The focus is on unlikely risks, not on what’s realistic
The articles about the Climate Status Report of the IPCC Working Group 2 could hardly be more different. The German evening news:
The German government sees the new report of the Intergovernmental Panel on Climate Change (IPCC) as grounds to step up its efforts for more climate protection. Anna Lührmann (Green Party), Minister of State at the Federal Foreign Office, assessed the report as ‘a flaming document about a burning world.’ ‘There is no time to lose, we must act immediately,’ Lührmann said. The report highlights ‘dramatic impacts of climate change for our planet’ that are already worse than previously expected by science, she said. Therefore, she said, greenhouse gas emissions must be significantly reduced even before 2030. Climate change is increasingly also a security policy problem, Lührmann said. She pointed to the IPCC’s statement that more than 3.3 billion people are now ‘highly affected by the impacts of climate change.’ But where ‘human security is threatened, peace between people is also at risk,’ warned the Minister of State.”
Journalist Axel Bojanowski at Welt (paywall) sees it somewhat differently. He compares it to the business of insurance: the business of fear.

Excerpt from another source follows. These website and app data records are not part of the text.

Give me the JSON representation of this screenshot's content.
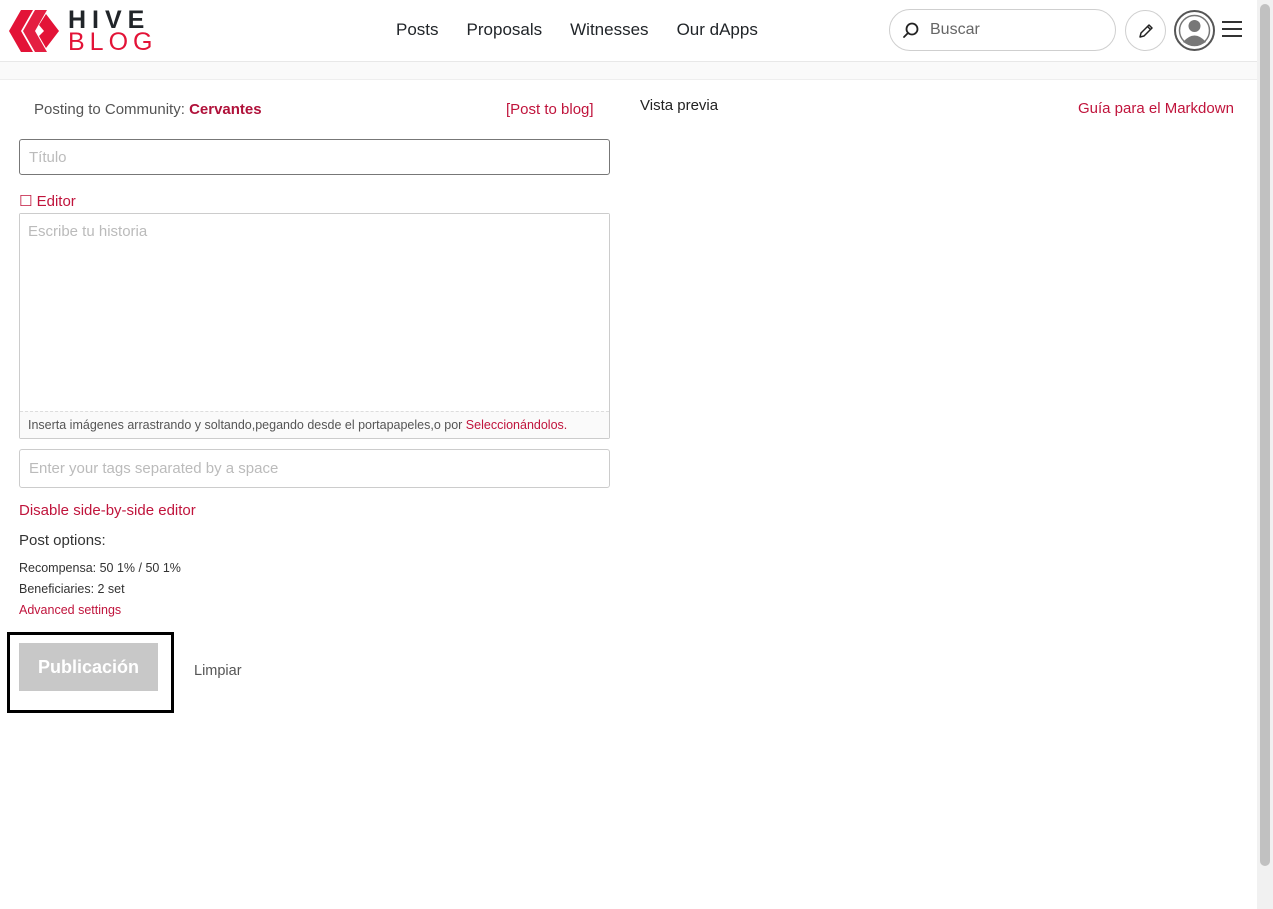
{
  "header": {
    "logo": {
      "line1": "HIVE",
      "line2": "BLOG"
    },
    "nav": [
      "Posts",
      "Proposals",
      "Witnesses",
      "Our dApps"
    ],
    "search_placeholder": "Buscar",
    "icons": {
      "search": "search-icon",
      "pencil": "pencil-icon",
      "avatar": "user-icon",
      "menu": "hamburger-icon"
    }
  },
  "editor": {
    "posting_prefix": "Posting to Community: ",
    "community": "Cervantes",
    "post_to_blog": "[Post to blog]",
    "title_placeholder": "Título",
    "editor_toggle": "☐ Editor",
    "body_placeholder": "Escribe tu historia",
    "drop_hint_prefix": "Inserta imágenes arrastrando y soltando,pegando desde el portapapeles,o por ",
    "drop_hint_link": "Seleccionándolos.",
    "tags_placeholder": "Enter your tags separated by a space",
    "disable_side_by_side": "Disable side-by-side editor",
    "post_options_label": "Post options:",
    "reward": "Recompensa: 50 1% / 50 1%",
    "beneficiaries": "Beneficiaries: 2 set",
    "advanced_settings": "Advanced settings",
    "publish_label": "Publicación",
    "clear_label": "Limpiar"
  },
  "preview": {
    "label": "Vista previa",
    "markdown_guide": "Guía para el Markdown"
  },
  "colors": {
    "accent": "#e31337",
    "link": "#c0143c",
    "publish_disabled": "#c8c8c8"
  }
}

While the first part of the climate report soberly and seriously presented the alarming physical basis of warming, the “Summary for Policy Makers” of the second part of the report is more like the brochure of an insurance company that wants to sell its policies: The focus is on risks, not on their realistic classification.
The climate report prominently presents future scenarios that have long been disproven: The so-called “SSP 8.5” and “SSP 7.0” scenarios each show temperature forecasts that, according to studies, are no longer compatible with expected CO2 emissions. Accordingly, mankind would have to permanently multiply the burning of coal – a scenario that scientists now rule out, and a corresponding expansion of coal-fired power plants appears impossible.”
At Twitter, Roger Pielke Jr. notes that the majority of the scenarios in the new IPCC report are based on the models that are considered implausible. Or, to put it another way, all fossil energy sources known today would have to be burned by the end of the century in order to achieve the levels that are apparently considered “business as usual.”
But whether that’s realistic, and whether politicians will consider that when reading the report?